## Posts

Pages: 1
Archeia_Nessiah
Tear Harvester Nessiah
17106
c++ *dies*
Racheal
7290
c++ *nostalgia*;

edit: I only had time to skim over it, and it seems sound to me, but I'll make a proper comment later.
c++ *not what this article is about*
Archeia_Nessiah
Tear Harvester Nessiah
17106
I know that but it was so spot on with my lessons today so I just had to say it XD
kentona
I am tired of Earth. These people. I am tired of being caught in the tangle of their lives.
21227
cout << "Not c++ again!"; //dies
[ORG 0x100]
mov ah, 9
mov dx, msg
int 0x21 ; MS-DOS interrupt

mov ax, 0x4C00
int 0x21

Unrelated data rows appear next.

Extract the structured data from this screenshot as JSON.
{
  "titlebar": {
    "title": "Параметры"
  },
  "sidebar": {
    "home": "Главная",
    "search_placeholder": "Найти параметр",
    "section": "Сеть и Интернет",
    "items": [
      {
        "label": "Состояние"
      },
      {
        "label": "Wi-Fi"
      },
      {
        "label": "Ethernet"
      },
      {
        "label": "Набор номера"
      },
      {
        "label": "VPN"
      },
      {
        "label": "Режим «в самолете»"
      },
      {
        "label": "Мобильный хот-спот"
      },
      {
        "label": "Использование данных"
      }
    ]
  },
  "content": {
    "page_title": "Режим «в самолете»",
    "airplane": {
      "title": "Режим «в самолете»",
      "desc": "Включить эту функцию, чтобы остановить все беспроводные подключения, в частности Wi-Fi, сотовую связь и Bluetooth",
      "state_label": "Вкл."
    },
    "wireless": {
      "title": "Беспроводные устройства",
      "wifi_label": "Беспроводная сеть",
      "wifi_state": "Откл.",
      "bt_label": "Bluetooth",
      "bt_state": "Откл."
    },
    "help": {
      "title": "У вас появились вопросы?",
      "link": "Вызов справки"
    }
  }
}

msg db 'C++? I can't keep up with all these newfangled higher programming languages kids use today. Thats about three years after my prime.\$' ;
Pages: 1